Leave the pictures out and give every entry again exactly.

○ ○ ○ ○ ○

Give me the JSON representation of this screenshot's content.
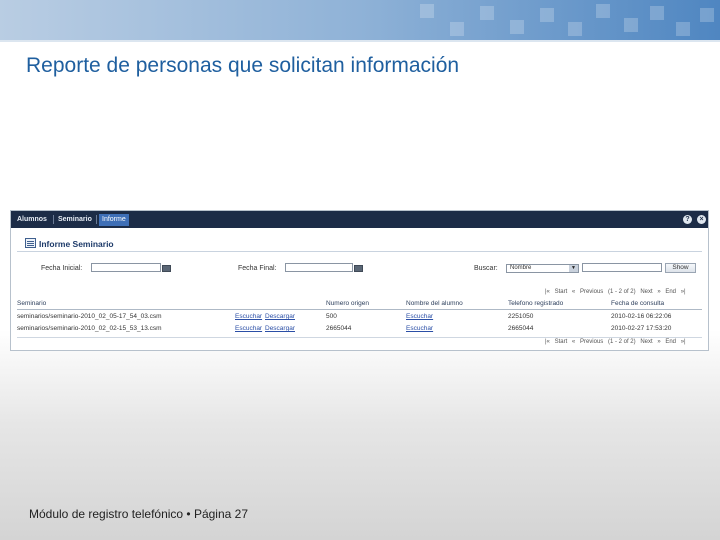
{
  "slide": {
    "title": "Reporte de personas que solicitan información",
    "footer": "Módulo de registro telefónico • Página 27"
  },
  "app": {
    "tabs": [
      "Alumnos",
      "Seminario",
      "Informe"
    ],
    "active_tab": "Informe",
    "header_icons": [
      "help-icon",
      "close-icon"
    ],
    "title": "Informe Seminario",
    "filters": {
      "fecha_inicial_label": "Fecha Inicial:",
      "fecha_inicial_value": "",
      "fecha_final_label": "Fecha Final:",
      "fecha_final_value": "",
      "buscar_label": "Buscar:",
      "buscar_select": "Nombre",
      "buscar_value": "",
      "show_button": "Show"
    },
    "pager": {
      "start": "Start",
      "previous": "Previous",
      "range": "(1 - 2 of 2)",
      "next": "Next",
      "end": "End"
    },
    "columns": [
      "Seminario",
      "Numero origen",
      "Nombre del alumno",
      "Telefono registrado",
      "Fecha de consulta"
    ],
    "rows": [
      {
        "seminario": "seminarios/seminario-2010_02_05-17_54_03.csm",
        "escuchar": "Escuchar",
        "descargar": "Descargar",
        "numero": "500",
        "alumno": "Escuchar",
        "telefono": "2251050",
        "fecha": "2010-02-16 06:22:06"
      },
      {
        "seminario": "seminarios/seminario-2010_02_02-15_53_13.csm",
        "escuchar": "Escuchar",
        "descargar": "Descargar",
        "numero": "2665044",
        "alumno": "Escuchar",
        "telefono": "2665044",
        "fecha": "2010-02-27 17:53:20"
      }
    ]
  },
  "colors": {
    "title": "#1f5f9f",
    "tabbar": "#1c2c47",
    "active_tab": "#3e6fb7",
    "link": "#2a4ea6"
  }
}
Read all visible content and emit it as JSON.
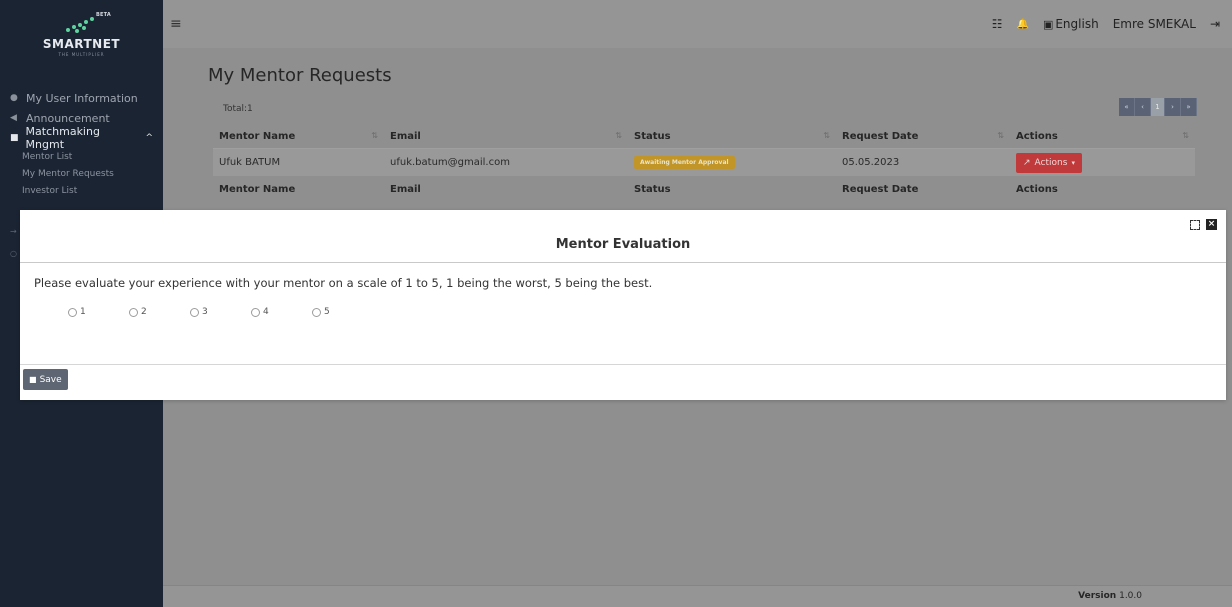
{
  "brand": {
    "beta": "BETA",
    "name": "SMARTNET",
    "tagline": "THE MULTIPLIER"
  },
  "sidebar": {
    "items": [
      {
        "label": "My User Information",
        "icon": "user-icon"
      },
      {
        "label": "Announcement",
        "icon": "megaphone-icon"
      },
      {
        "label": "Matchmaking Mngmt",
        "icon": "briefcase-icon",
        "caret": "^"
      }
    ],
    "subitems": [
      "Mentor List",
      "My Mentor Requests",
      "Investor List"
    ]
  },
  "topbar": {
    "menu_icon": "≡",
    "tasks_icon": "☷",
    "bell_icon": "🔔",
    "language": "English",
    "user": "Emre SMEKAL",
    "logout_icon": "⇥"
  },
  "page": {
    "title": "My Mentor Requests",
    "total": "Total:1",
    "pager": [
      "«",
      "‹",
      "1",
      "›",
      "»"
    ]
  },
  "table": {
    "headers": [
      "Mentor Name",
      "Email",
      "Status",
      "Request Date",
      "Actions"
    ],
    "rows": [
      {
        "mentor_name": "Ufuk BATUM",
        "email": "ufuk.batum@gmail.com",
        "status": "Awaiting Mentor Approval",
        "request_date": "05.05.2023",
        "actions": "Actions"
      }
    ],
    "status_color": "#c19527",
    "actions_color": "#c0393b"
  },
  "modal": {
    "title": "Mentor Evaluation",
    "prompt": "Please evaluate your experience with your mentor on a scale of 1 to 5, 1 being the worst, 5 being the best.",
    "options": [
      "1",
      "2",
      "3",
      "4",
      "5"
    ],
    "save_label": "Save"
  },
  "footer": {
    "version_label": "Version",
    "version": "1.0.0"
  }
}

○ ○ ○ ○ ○

▸ **Result of this exercise**:
Give me the JSON representation of this screenshot's content.
{
  "slide": {
    "title": "Reporte de personas que solicitan información",
    "footer": "Módulo de registro telefónico • Página 27"
  },
  "app": {
    "tabs": [
      "Alumnos",
      "Seminario",
      "Informe"
    ],
    "active_tab": "Informe",
    "header_icons": [
      "help-icon",
      "close-icon"
    ],
    "title": "Informe Seminario",
    "filters": {
      "fecha_inicial_label": "Fecha Inicial:",
      "fecha_inicial_value": "",
      "fecha_final_label": "Fecha Final:",
      "fecha_final_value": "",
      "buscar_label": "Buscar:",
      "buscar_select": "Nombre",
      "buscar_value": "",
      "show_button": "Show"
    },
    "pager": {
      "start": "Start",
      "previous": "Previous",
      "range": "(1 - 2 of 2)",
      "next": "Next",
      "end": "End"
    },
    "columns": [
      "Seminario",
      "Numero origen",
      "Nombre del alumno",
      "Telefono registrado",
      "Fecha de consulta"
    ],
    "rows": [
      {
        "seminario": "seminarios/seminario-2010_02_05-17_54_03.csm",
        "escuchar": "Escuchar",
        "descargar": "Descargar",
        "numero": "500",
        "alumno": "Escuchar",
        "telefono": "2251050",
        "fecha": "2010-02-16 06:22:06"
      },
      {
        "seminario": "seminarios/seminario-2010_02_02-15_53_13.csm",
        "escuchar": "Escuchar",
        "descargar": "Descargar",
        "numero": "2665044",
        "alumno": "Escuchar",
        "telefono": "2665044",
        "fecha": "2010-02-27 17:53:20"
      }
    ]
  },
  "colors": {
    "title": "#1f5f9f",
    "tabbar": "#1c2c47",
    "active_tab": "#3e6fb7",
    "link": "#2a4ea6"
  }
}
Read all visible content and emit it as JSON.
{
  "brand": {
    "beta": "BETA",
    "name": "SMARTNET",
    "tagline": "THE MULTIPLIER"
  },
  "sidebar": {
    "items": [
      {
        "label": "My User Information",
        "icon": "user-icon"
      },
      {
        "label": "Announcement",
        "icon": "megaphone-icon"
      },
      {
        "label": "Matchmaking Mngmt",
        "icon": "briefcase-icon",
        "caret": "^"
      }
    ],
    "subitems": [
      "Mentor List",
      "My Mentor Requests",
      "Investor List"
    ]
  },
  "topbar": {
    "menu_icon": "≡",
    "tasks_icon": "☷",
    "bell_icon": "🔔",
    "language": "English",
    "user": "Emre SMEKAL",
    "logout_icon": "⇥"
  },
  "page": {
    "title": "My Mentor Requests",
    "total": "Total:1",
    "pager": [
      "«",
      "‹",
      "1",
      "›",
      "»"
    ]
  },
  "table": {
    "headers": [
      "Mentor Name",
      "Email",
      "Status",
      "Request Date",
      "Actions"
    ],
    "rows": [
      {
        "mentor_name": "Ufuk BATUM",
        "email": "ufuk.batum@gmail.com",
        "status": "Awaiting Mentor Approval",
        "request_date": "05.05.2023",
        "actions": "Actions"
      }
    ],
    "status_color": "#c19527",
    "actions_color": "#c0393b"
  },
  "modal": {
    "title": "Mentor Evaluation",
    "prompt": "Please evaluate your experience with your mentor on a scale of 1 to 5, 1 being the worst, 5 being the best.",
    "options": [
      "1",
      "2",
      "3",
      "4",
      "5"
    ],
    "save_label": "Save"
  },
  "footer": {
    "version_label": "Version",
    "version": "1.0.0"
  }
}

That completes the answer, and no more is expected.